• What you should do: For the entries that follow, tally the lines holding the string "DebugState". Give the total and nothing else.

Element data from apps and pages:

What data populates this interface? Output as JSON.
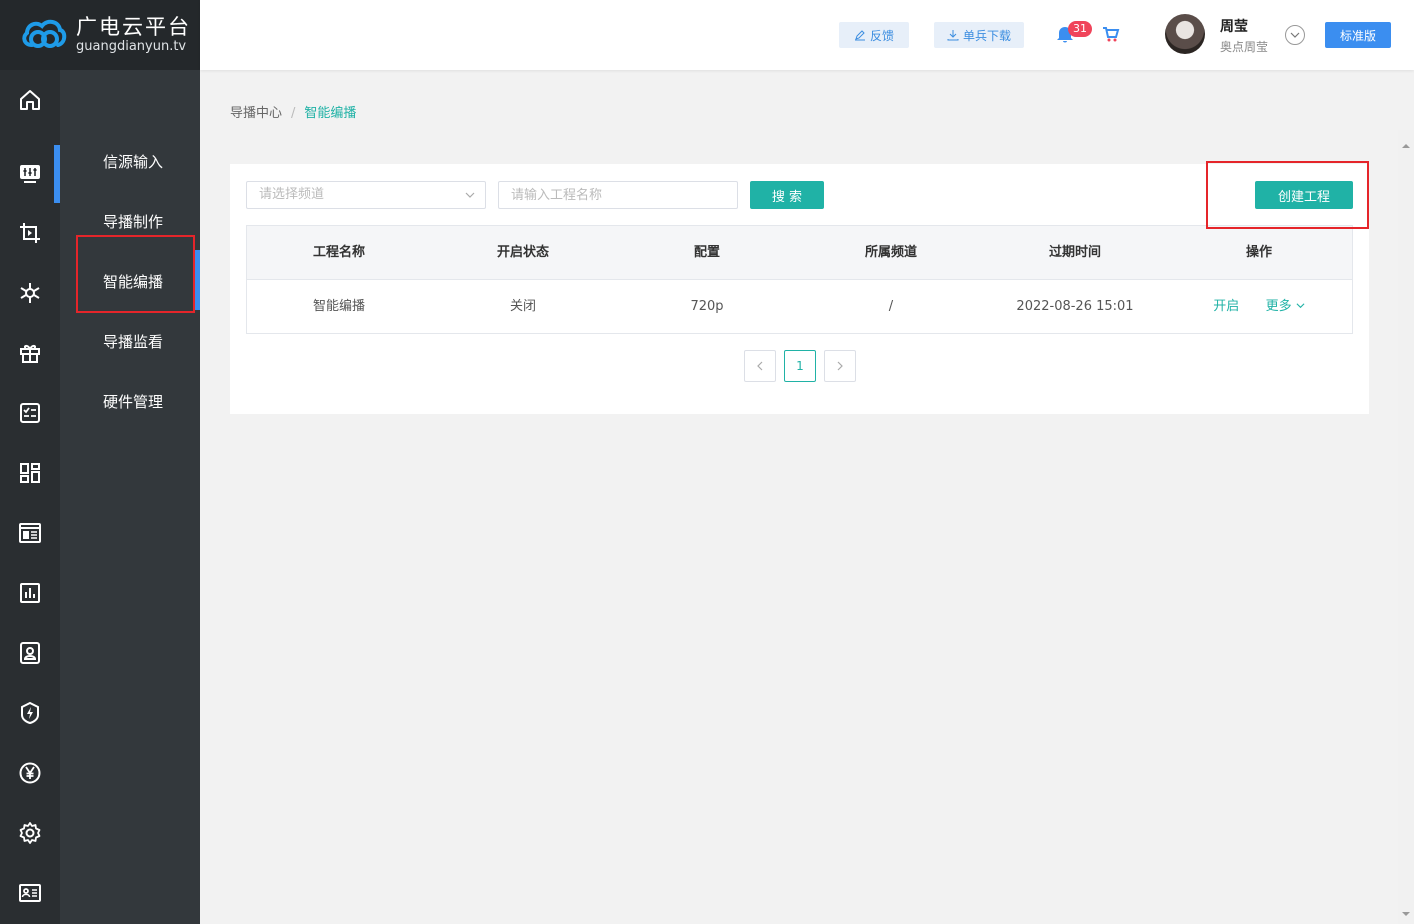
{
  "logo": {
    "title": "广电云平台",
    "subtitle": "guangdianyun.tv"
  },
  "header": {
    "feedback_label": "反馈",
    "download_label": "单兵下载",
    "notification_count": "31",
    "user_name": "周莹",
    "user_org": "奥点周莹",
    "edition_label": "标准版"
  },
  "rail": {
    "icons": [
      "home-icon",
      "director-icon",
      "media-icon",
      "network-icon",
      "gift-icon",
      "checklist-icon",
      "apps-icon",
      "news-icon",
      "chart-icon",
      "user-card-icon",
      "lightning-icon",
      "yen-icon",
      "settings-icon",
      "id-card-icon"
    ]
  },
  "submenu": {
    "items": [
      {
        "label": "信源输入"
      },
      {
        "label": "导播制作"
      },
      {
        "label": "智能编播"
      },
      {
        "label": "导播监看"
      },
      {
        "label": "硬件管理"
      }
    ]
  },
  "breadcrumb": {
    "root": "导播中心",
    "separator": "/",
    "current": "智能编播"
  },
  "filters": {
    "channel_placeholder": "请选择频道",
    "name_placeholder": "请输入工程名称",
    "search_label": "搜 索",
    "create_label": "创建工程"
  },
  "table": {
    "headers": [
      "工程名称",
      "开启状态",
      "配置",
      "所属频道",
      "过期时间",
      "操作"
    ],
    "rows": [
      {
        "name": "智能编播",
        "status": "关闭",
        "config": "720p",
        "channel": "/",
        "expire": "2022-08-26 15:01",
        "op_open": "开启",
        "op_more": "更多"
      }
    ]
  },
  "pagination": {
    "current": "1"
  },
  "colors": {
    "accent": "#20b2a6",
    "blue": "#3b8ef0",
    "highlight": "#e5252a",
    "sidebar": "#2a2e31"
  }
}
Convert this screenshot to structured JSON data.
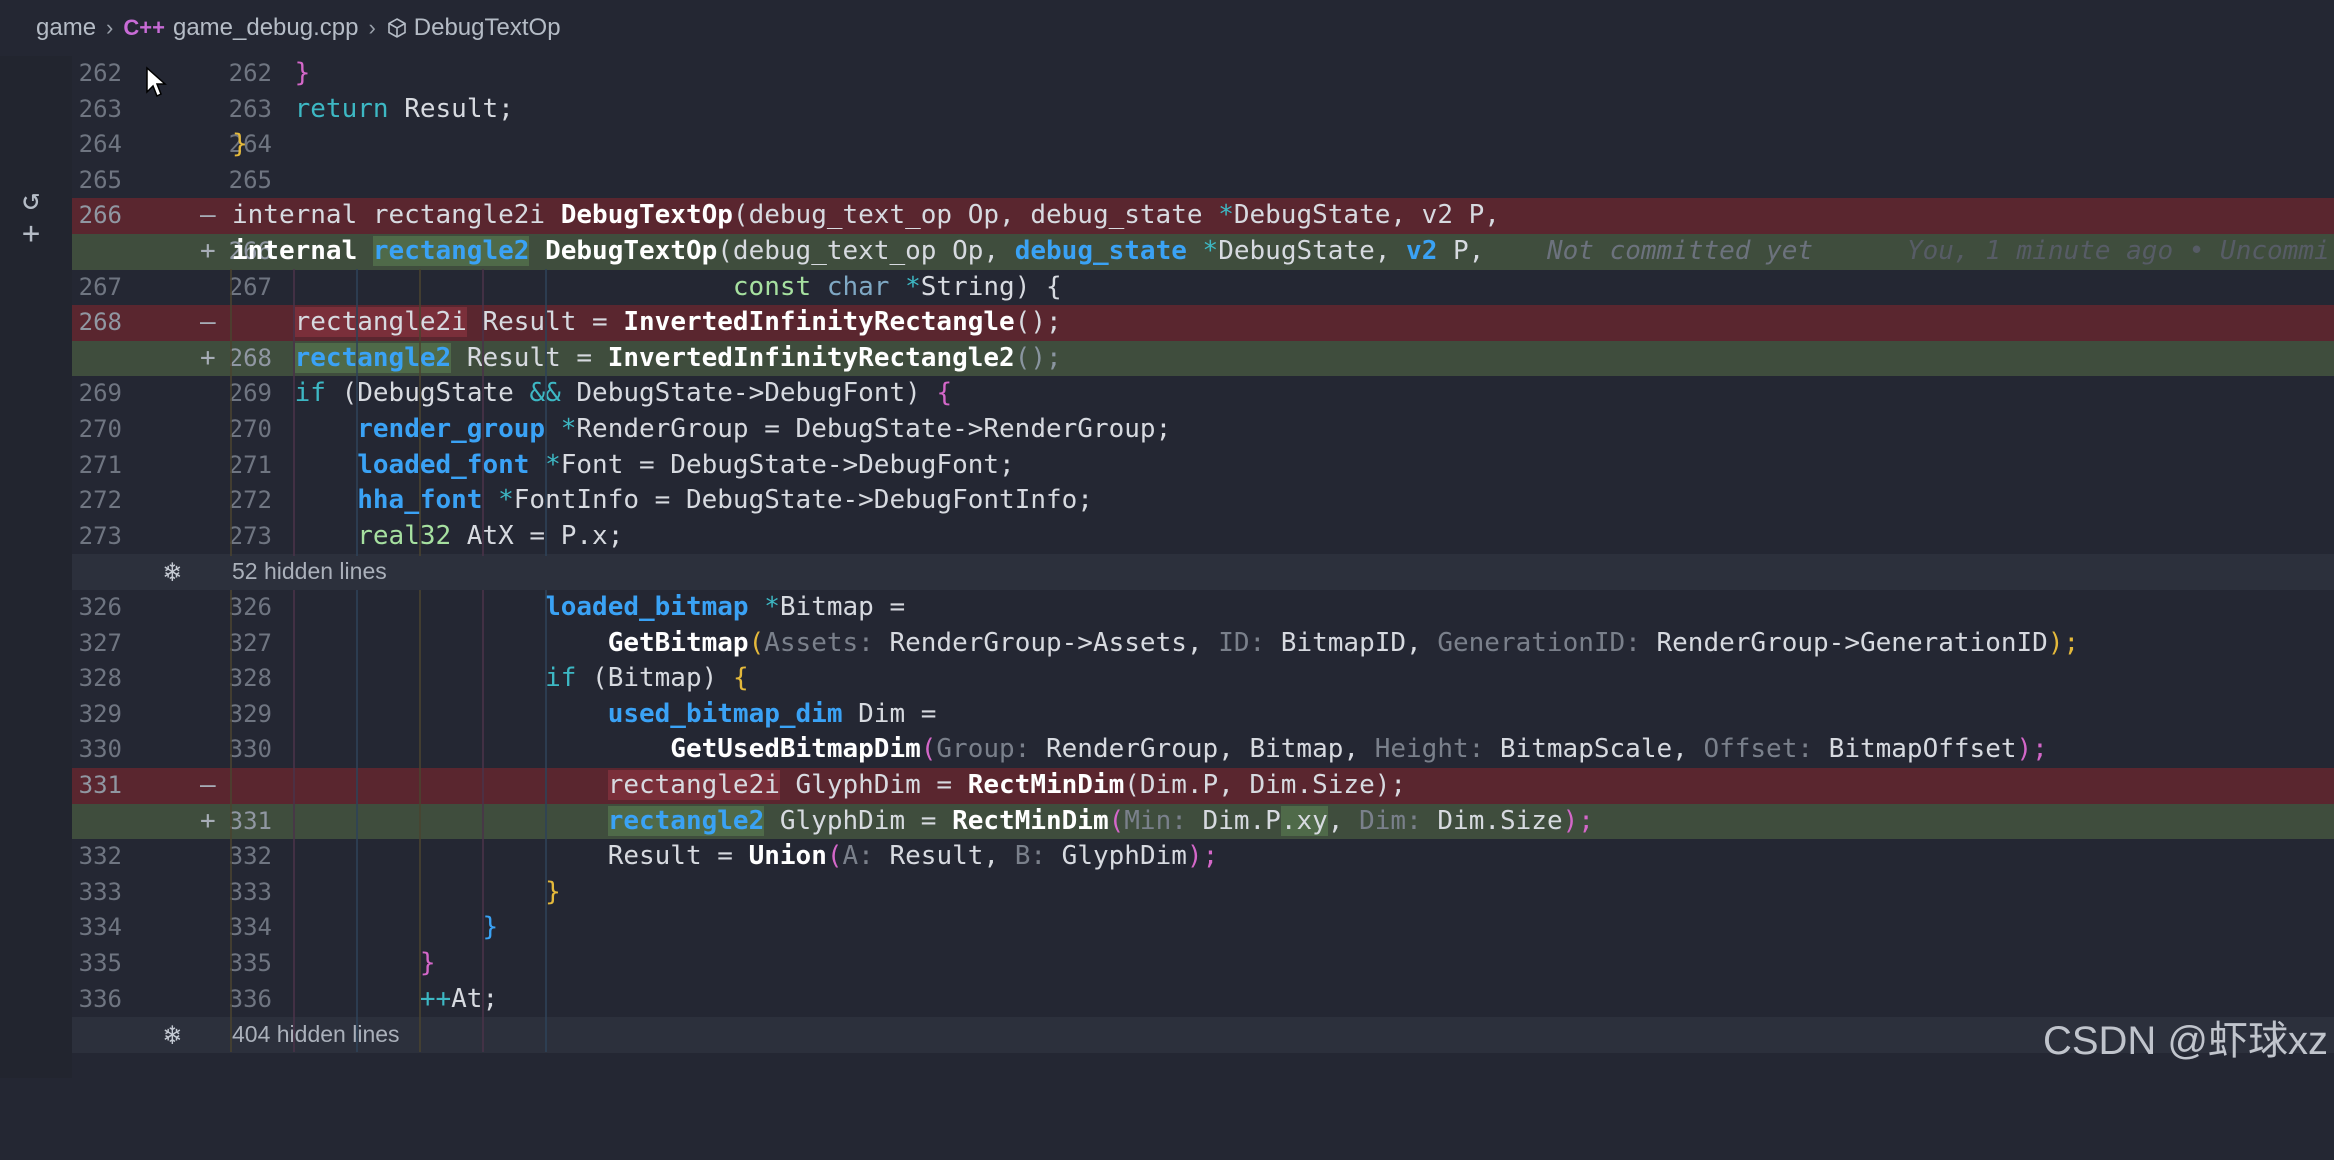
{
  "breadcrumb": {
    "folder": "game",
    "file_icon": "C++",
    "file": "game_debug.cpp",
    "symbol": "DebugTextOp"
  },
  "hidden_blocks": [
    {
      "label": "52 hidden lines"
    },
    {
      "label": "404 hidden lines"
    }
  ],
  "blame": {
    "status": "Not committed yet",
    "author": "You, 1 minute ago • Uncommi"
  },
  "lines": [
    {
      "old": "262",
      "new": "262",
      "mark": ""
    },
    {
      "old": "263",
      "new": "263",
      "mark": ""
    },
    {
      "old": "264",
      "new": "264",
      "mark": ""
    },
    {
      "old": "265",
      "new": "265",
      "mark": ""
    },
    {
      "old": "266",
      "new": "",
      "mark": "—"
    },
    {
      "old": "",
      "new": "266",
      "mark": "+"
    },
    {
      "old": "267",
      "new": "267",
      "mark": ""
    },
    {
      "old": "268",
      "new": "",
      "mark": "—"
    },
    {
      "old": "",
      "new": "268",
      "mark": "+"
    },
    {
      "old": "269",
      "new": "269",
      "mark": ""
    },
    {
      "old": "270",
      "new": "270",
      "mark": ""
    },
    {
      "old": "271",
      "new": "271",
      "mark": ""
    },
    {
      "old": "272",
      "new": "272",
      "mark": ""
    },
    {
      "old": "273",
      "new": "273",
      "mark": ""
    },
    {
      "old": "326",
      "new": "326",
      "mark": ""
    },
    {
      "old": "327",
      "new": "327",
      "mark": ""
    },
    {
      "old": "328",
      "new": "328",
      "mark": ""
    },
    {
      "old": "329",
      "new": "329",
      "mark": ""
    },
    {
      "old": "330",
      "new": "330",
      "mark": ""
    },
    {
      "old": "331",
      "new": "",
      "mark": "—"
    },
    {
      "old": "",
      "new": "331",
      "mark": "+"
    },
    {
      "old": "332",
      "new": "332",
      "mark": ""
    },
    {
      "old": "333",
      "new": "333",
      "mark": ""
    },
    {
      "old": "334",
      "new": "334",
      "mark": ""
    },
    {
      "old": "335",
      "new": "335",
      "mark": ""
    },
    {
      "old": "336",
      "new": "336",
      "mark": ""
    }
  ],
  "code": {
    "l262": "}",
    "l263_kw": "return",
    "l263_rest": " Result;",
    "l264": "}",
    "l266d_a": "internal rectangle2i ",
    "l266d_fn": "DebugTextOp",
    "l266d_b": "(debug_text_op Op, debug_state ",
    "l266d_star": "*",
    "l266d_c": "DebugState, v2 P,",
    "l266a_kw": "internal",
    "l266a_ty": "rectangle2",
    "l266a_fn": "DebugTextOp",
    "l266a_b": "(debug_text_op Op, ",
    "l266a_ty2": "debug_state",
    "l266a_star": " *",
    "l266a_c": "DebugState, ",
    "l266a_ty3": "v2",
    "l266a_d": " P,",
    "l267_kw": "const",
    "l267_ty": "char",
    "l267_star": " *",
    "l267_rest": "String) {",
    "l268d_a": "rectangle2i",
    "l268d_b": " Result = ",
    "l268d_fn": "InvertedInfinityRectangle",
    "l268d_c": "();",
    "l268a_ty": "rectangle2",
    "l268a_b": " Result = ",
    "l268a_fn": "InvertedInfinityRectangle2",
    "l268a_c": "();",
    "l269_kw": "if",
    "l269_a": " (DebugState ",
    "l269_op": "&&",
    "l269_b": " DebugState->DebugFont) ",
    "l269_br": "{",
    "l270_ty": "render_group",
    "l270_star": " *",
    "l270_rest": "RenderGroup = DebugState->RenderGroup;",
    "l271_ty": "loaded_font",
    "l271_star": " *",
    "l271_rest": "Font = DebugState->DebugFont;",
    "l272_ty": "hha_font",
    "l272_star": " *",
    "l272_rest": "FontInfo = DebugState->DebugFontInfo;",
    "l273_ty": "real32",
    "l273_rest": " AtX = P.x;",
    "l326_ty": "loaded_bitmap",
    "l326_star": " *",
    "l326_rest": "Bitmap =",
    "l327_fn": "GetBitmap",
    "l327_h1": "Assets:",
    "l327_a": " RenderGroup->Assets, ",
    "l327_h2": "ID:",
    "l327_b": " BitmapID, ",
    "l327_h3": "GenerationID:",
    "l327_c": " RenderGroup->GenerationID",
    "l327_end": ");",
    "l328_kw": "if",
    "l328_rest": " (Bitmap) ",
    "l329_ty": "used_bitmap_dim",
    "l329_rest": " Dim =",
    "l330_fn": "GetUsedBitmapDim",
    "l330_h1": "Group:",
    "l330_a": " RenderGroup, Bitmap, ",
    "l330_h2": "Height:",
    "l330_b": " BitmapScale, ",
    "l330_h3": "Offset:",
    "l330_c": " BitmapOffset",
    "l330_end": ");",
    "l331d_a": "rectangle2i",
    "l331d_b": " GlyphDim = ",
    "l331d_fn": "RectMinDim",
    "l331d_c": "(Dim.P, Dim.Size);",
    "l331a_ty": "rectangle2",
    "l331a_b": " GlyphDim = ",
    "l331a_fn": "RectMinDim",
    "l331a_h1": "Min:",
    "l331a_c": " Dim.P",
    "l331a_xy": ".xy",
    "l331a_d": ", ",
    "l331a_h2": "Dim:",
    "l331a_e": " Dim.Size",
    "l331a_end": ");",
    "l332_a": "Result = ",
    "l332_fn": "Union",
    "l332_h1": "A:",
    "l332_b": " Result, ",
    "l332_h2": "B:",
    "l332_c": " GlyphDim",
    "l332_end": ");",
    "brace_close": "}",
    "l336_op": "++",
    "l336_rest": "At;",
    "paren_open": "(",
    "paren_close": ")"
  },
  "watermark": "CSDN @虾球xz"
}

• Response: 7